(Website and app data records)
***
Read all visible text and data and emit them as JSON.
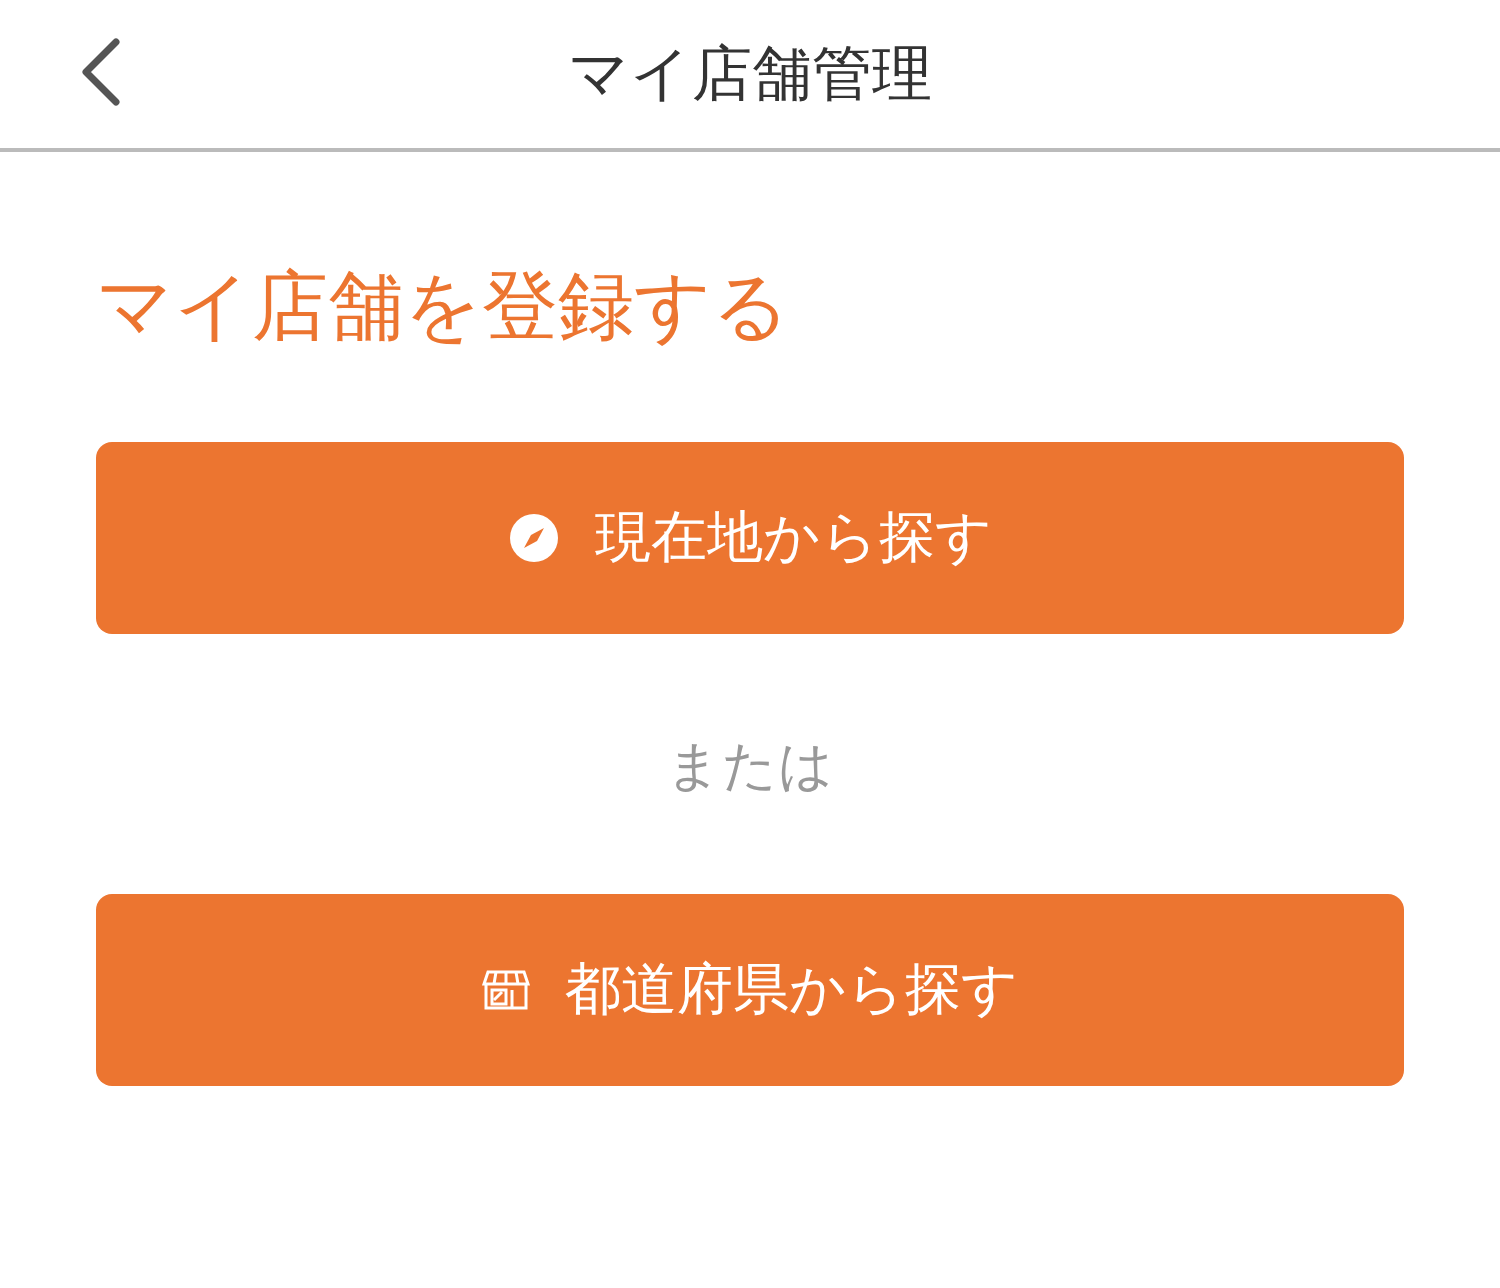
{
  "header": {
    "title": "マイ店舗管理"
  },
  "heading": "マイ店舗を登録する",
  "buttons": [
    {
      "kind": "location",
      "label": "現在地から探す"
    },
    {
      "kind": "store",
      "label": "都道府県から探す"
    }
  ],
  "separator": "または"
}
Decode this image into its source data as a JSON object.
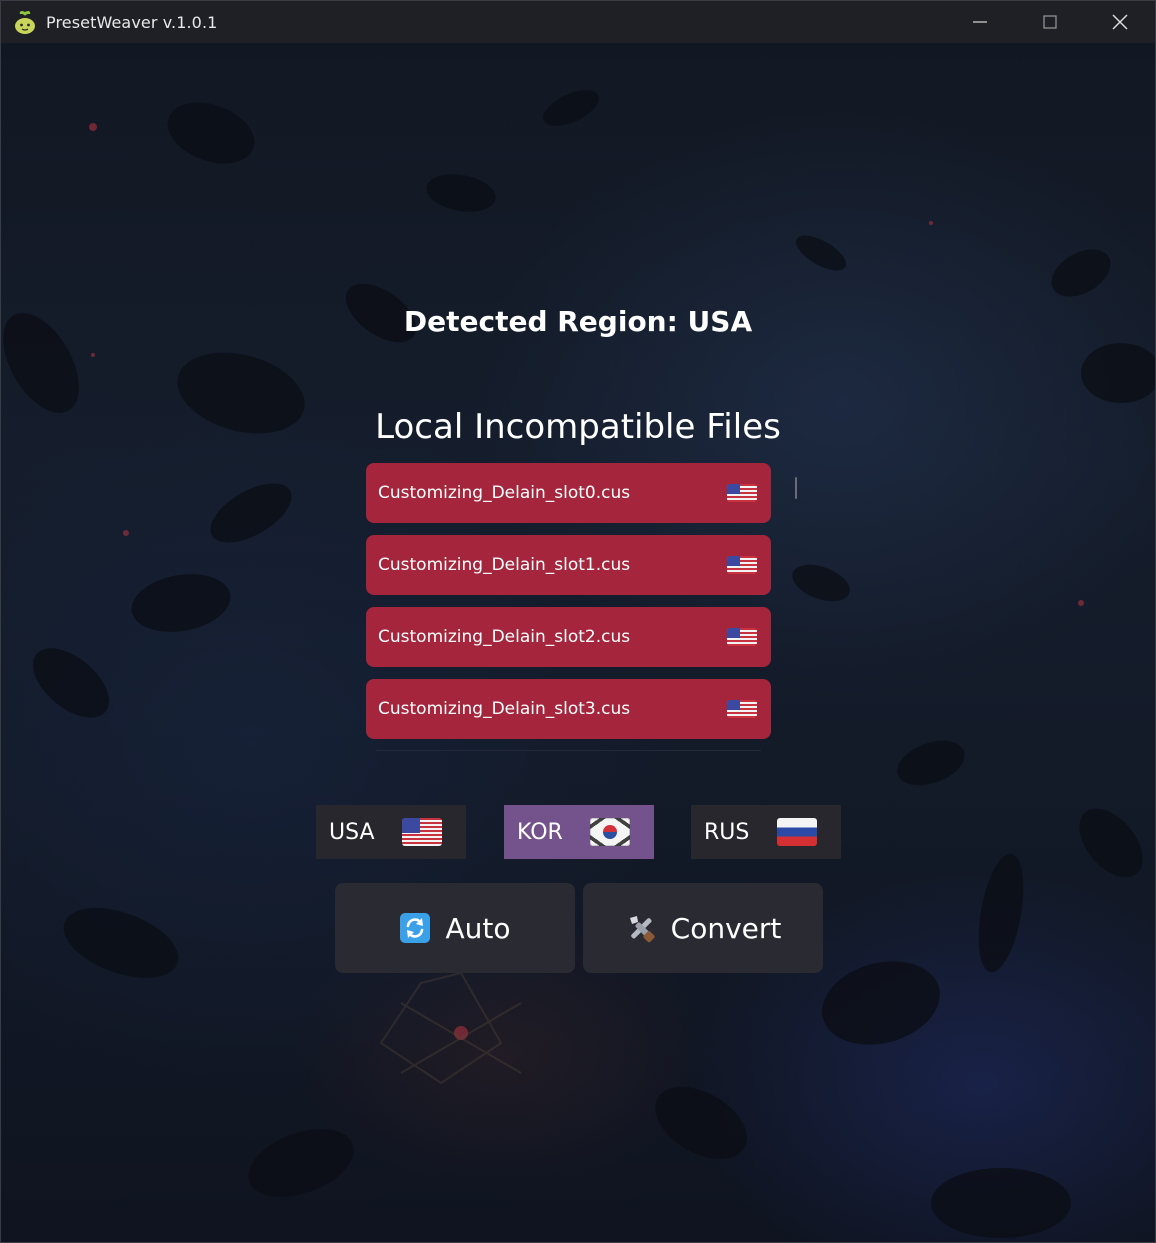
{
  "window": {
    "title": "PresetWeaver v.1.0.1",
    "app_icon": "sprout-face-icon",
    "controls": [
      "minimize-icon",
      "maximize-icon",
      "close-icon"
    ]
  },
  "main": {
    "detected_region_text": "Detected Region: USA",
    "files_title": "Local Incompatible Files",
    "files": [
      {
        "name": "Customizing_Delain_slot0.cus",
        "flag": "us-flag-icon"
      },
      {
        "name": "Customizing_Delain_slot1.cus",
        "flag": "us-flag-icon"
      },
      {
        "name": "Customizing_Delain_slot2.cus",
        "flag": "us-flag-icon"
      },
      {
        "name": "Customizing_Delain_slot3.cus",
        "flag": "us-flag-icon"
      }
    ],
    "regions": [
      {
        "label": "USA",
        "flag": "us-flag-icon",
        "selected": false
      },
      {
        "label": "KOR",
        "flag": "kr-flag-icon",
        "selected": true
      },
      {
        "label": "RUS",
        "flag": "ru-flag-icon",
        "selected": false
      }
    ],
    "actions": {
      "auto_label": "Auto",
      "auto_icon": "refresh-icon",
      "convert_label": "Convert",
      "convert_icon": "tools-icon"
    }
  },
  "colors": {
    "file_item_bg": "#a5263c",
    "selected_region_bg": "#74528c",
    "button_bg": "#2a2a33",
    "titlebar_bg": "#1f2025"
  }
}
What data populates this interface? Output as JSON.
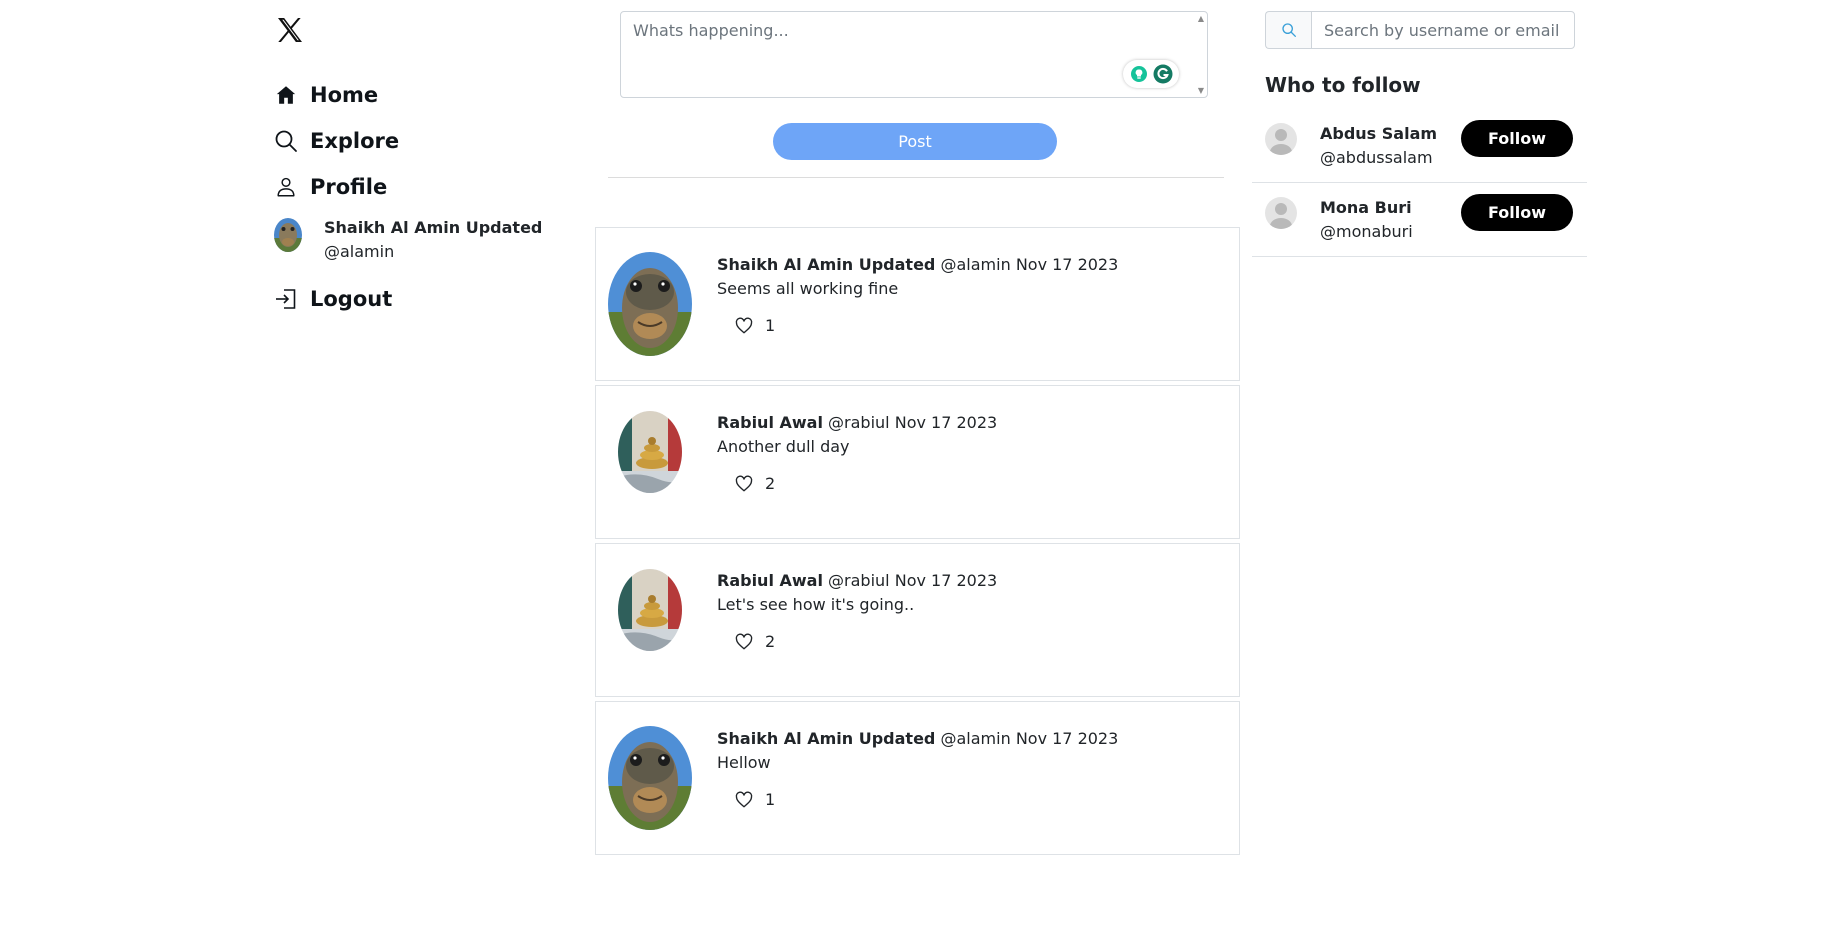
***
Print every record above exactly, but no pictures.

Read all visible text and data and emit them as JSON.
{
  "header": {
    "title": "マイ店舗管理"
  },
  "heading": "マイ店舗を登録する",
  "buttons": [
    {
      "kind": "location",
      "label": "現在地から探す"
    },
    {
      "kind": "store",
      "label": "都道府県から探す"
    }
  ],
  "separator": "または"
}
Decode this image into its source data as a JSON object.
{
  "window": {
    "title": "PresetWeaver v.1.0.1",
    "app_icon": "sprout-face-icon",
    "controls": [
      "minimize-icon",
      "maximize-icon",
      "close-icon"
    ]
  },
  "main": {
    "detected_region_text": "Detected Region: USA",
    "files_title": "Local Incompatible Files",
    "files": [
      {
        "name": "Customizing_Delain_slot0.cus",
        "flag": "us-flag-icon"
      },
      {
        "name": "Customizing_Delain_slot1.cus",
        "flag": "us-flag-icon"
      },
      {
        "name": "Customizing_Delain_slot2.cus",
        "flag": "us-flag-icon"
      },
      {
        "name": "Customizing_Delain_slot3.cus",
        "flag": "us-flag-icon"
      }
    ],
    "regions": [
      {
        "label": "USA",
        "flag": "us-flag-icon",
        "selected": false
      },
      {
        "label": "KOR",
        "flag": "kr-flag-icon",
        "selected": true
      },
      {
        "label": "RUS",
        "flag": "ru-flag-icon",
        "selected": false
      }
    ],
    "actions": {
      "auto_label": "Auto",
      "auto_icon": "refresh-icon",
      "convert_label": "Convert",
      "convert_icon": "tools-icon"
    }
  },
  "colors": {
    "file_item_bg": "#a5263c",
    "selected_region_bg": "#74528c",
    "button_bg": "#2a2a33",
    "titlebar_bg": "#1f2025"
  }
}
What data populates this interface? Output as JSON.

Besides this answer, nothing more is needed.